### Goal of the exercise:
Find the word "preview" in the data below and copy each line that holds it.

☆ ☆ ☆ ☆

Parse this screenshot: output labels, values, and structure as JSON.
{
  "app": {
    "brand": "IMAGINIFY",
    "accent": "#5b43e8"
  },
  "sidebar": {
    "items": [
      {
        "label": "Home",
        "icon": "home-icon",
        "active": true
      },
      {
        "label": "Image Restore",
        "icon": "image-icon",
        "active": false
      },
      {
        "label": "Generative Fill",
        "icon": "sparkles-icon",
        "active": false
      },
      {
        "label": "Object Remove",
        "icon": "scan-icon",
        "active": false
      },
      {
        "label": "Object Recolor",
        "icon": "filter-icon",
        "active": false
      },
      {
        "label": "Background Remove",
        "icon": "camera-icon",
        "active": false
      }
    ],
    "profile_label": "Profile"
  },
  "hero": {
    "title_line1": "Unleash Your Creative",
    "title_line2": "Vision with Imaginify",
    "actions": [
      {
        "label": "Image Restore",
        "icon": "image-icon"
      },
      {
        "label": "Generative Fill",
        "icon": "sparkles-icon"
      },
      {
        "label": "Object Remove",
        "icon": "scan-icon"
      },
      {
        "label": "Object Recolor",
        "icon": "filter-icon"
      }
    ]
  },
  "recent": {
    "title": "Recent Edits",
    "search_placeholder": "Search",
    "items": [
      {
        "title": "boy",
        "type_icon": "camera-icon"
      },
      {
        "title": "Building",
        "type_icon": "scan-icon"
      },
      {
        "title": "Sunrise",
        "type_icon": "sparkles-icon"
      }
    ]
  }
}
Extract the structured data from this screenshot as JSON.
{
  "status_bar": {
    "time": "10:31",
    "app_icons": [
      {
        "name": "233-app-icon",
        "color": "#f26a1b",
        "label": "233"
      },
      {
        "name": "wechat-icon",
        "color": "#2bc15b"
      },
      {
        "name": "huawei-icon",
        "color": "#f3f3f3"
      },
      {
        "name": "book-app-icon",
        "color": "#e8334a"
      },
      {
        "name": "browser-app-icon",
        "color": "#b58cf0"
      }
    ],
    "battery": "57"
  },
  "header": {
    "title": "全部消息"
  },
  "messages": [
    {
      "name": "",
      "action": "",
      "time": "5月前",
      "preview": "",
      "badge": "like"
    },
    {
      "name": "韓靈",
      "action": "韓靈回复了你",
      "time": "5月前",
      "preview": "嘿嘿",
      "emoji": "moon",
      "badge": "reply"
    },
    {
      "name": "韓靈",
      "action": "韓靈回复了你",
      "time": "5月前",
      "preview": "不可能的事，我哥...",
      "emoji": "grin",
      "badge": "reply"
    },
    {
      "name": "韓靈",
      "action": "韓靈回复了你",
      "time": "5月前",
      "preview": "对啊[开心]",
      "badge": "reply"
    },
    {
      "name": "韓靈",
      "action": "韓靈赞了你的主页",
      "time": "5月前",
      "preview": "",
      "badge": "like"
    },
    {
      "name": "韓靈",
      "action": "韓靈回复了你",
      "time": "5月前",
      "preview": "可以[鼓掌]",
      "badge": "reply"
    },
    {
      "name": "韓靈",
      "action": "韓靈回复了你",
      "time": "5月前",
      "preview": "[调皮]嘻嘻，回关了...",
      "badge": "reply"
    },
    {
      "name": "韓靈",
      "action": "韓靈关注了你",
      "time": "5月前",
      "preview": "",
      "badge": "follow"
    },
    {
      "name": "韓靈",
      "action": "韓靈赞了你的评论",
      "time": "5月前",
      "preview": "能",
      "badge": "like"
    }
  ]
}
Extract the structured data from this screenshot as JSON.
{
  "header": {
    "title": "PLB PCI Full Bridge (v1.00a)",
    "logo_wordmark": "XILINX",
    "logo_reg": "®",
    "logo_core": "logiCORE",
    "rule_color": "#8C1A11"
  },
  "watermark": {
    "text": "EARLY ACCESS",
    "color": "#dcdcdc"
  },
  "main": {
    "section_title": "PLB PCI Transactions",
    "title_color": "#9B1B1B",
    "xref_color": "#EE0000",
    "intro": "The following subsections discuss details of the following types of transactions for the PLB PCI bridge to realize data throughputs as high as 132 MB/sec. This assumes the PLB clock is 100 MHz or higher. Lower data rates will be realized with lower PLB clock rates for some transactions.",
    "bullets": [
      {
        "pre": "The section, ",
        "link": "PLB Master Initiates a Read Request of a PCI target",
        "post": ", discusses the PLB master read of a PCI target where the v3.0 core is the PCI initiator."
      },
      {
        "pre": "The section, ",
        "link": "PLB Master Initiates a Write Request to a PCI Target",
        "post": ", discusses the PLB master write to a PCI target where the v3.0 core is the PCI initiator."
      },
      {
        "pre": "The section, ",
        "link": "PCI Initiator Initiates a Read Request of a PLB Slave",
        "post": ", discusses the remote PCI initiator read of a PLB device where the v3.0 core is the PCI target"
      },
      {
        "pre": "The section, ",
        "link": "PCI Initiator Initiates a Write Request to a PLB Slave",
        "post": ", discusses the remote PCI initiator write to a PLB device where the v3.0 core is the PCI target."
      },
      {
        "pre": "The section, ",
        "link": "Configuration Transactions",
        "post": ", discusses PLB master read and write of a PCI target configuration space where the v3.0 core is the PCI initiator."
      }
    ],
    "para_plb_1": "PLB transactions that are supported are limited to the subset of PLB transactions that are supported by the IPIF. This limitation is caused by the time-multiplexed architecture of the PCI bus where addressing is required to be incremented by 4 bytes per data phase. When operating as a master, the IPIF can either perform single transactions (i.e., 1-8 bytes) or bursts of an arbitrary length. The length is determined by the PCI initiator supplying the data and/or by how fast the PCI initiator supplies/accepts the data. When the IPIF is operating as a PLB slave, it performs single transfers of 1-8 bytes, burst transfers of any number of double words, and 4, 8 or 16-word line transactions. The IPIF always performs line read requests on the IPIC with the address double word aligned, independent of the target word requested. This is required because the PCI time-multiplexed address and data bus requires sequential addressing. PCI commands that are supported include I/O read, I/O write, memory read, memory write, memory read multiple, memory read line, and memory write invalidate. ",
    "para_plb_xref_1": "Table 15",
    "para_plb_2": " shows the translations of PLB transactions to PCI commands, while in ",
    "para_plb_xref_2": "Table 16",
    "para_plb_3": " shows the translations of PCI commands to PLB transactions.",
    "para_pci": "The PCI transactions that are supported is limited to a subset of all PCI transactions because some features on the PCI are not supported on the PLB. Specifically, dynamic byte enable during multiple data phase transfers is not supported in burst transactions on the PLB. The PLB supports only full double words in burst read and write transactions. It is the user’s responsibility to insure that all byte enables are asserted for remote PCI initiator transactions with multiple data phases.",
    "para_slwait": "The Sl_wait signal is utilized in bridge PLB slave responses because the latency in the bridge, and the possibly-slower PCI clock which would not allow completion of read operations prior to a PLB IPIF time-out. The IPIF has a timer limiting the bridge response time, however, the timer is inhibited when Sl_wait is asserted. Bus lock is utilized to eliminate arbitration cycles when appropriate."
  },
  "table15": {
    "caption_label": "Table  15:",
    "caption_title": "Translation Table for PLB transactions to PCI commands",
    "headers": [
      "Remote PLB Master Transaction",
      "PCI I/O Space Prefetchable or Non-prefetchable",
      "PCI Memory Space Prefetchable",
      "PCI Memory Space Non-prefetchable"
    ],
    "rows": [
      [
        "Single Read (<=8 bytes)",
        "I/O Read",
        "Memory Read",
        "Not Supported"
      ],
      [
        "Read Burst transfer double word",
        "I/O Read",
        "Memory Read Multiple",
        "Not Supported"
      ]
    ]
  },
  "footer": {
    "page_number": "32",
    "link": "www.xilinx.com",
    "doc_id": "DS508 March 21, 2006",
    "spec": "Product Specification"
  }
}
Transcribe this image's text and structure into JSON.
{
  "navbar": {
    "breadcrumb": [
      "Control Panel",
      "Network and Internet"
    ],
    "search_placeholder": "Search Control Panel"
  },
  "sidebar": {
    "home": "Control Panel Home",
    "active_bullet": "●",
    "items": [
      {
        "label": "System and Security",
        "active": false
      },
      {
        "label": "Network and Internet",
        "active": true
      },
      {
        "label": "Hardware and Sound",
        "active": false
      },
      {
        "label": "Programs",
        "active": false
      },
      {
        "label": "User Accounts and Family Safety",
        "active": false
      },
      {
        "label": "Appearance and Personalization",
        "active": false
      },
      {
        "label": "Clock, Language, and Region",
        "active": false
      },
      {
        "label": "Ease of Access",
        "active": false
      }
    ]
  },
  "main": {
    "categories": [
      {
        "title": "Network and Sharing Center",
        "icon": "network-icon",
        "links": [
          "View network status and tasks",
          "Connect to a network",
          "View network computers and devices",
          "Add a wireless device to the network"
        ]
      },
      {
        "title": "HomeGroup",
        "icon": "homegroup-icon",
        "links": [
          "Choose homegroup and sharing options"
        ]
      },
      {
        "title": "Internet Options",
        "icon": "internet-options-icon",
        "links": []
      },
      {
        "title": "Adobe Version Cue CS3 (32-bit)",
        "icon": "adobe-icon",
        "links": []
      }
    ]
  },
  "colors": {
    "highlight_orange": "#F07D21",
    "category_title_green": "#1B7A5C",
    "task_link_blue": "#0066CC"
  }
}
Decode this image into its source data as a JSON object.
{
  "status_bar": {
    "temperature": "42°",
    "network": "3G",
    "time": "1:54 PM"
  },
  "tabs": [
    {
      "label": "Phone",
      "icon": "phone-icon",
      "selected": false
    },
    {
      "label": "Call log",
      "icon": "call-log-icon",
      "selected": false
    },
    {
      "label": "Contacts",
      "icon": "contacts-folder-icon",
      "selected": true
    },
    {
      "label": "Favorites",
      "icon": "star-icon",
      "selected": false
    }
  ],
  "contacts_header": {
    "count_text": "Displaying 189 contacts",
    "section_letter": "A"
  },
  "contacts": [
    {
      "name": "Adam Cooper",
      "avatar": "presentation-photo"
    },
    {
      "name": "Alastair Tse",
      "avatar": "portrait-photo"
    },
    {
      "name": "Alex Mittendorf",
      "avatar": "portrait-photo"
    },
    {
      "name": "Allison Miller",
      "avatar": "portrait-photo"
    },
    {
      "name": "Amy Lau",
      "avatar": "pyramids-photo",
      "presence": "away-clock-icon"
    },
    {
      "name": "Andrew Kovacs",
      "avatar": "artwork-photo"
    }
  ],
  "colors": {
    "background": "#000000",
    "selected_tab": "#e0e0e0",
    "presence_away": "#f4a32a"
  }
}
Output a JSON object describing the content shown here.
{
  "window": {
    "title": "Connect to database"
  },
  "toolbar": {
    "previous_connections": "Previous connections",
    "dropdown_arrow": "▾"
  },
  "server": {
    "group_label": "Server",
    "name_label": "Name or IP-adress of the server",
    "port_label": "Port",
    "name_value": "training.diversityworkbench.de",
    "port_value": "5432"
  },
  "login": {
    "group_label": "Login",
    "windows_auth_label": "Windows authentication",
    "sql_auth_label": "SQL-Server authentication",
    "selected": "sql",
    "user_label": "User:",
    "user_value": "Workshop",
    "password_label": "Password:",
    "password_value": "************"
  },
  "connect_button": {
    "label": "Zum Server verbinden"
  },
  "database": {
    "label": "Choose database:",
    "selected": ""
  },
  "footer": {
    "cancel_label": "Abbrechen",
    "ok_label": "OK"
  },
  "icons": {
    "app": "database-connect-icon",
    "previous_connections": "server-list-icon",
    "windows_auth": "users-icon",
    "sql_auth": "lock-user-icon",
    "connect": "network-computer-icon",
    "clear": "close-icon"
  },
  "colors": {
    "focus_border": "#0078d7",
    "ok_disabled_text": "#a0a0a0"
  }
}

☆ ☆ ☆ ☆

### Exercise result:
      "preview": "",
      "preview": "嘿嘿",
      "preview": "不可能的事，我哥...",
      "preview": "对啊[开心]",
      "preview": "",
      "preview": "可以[鼓掌]",
      "preview": "[调皮]嘻嘻，回关了...",
      "preview": "",
      "preview": "能",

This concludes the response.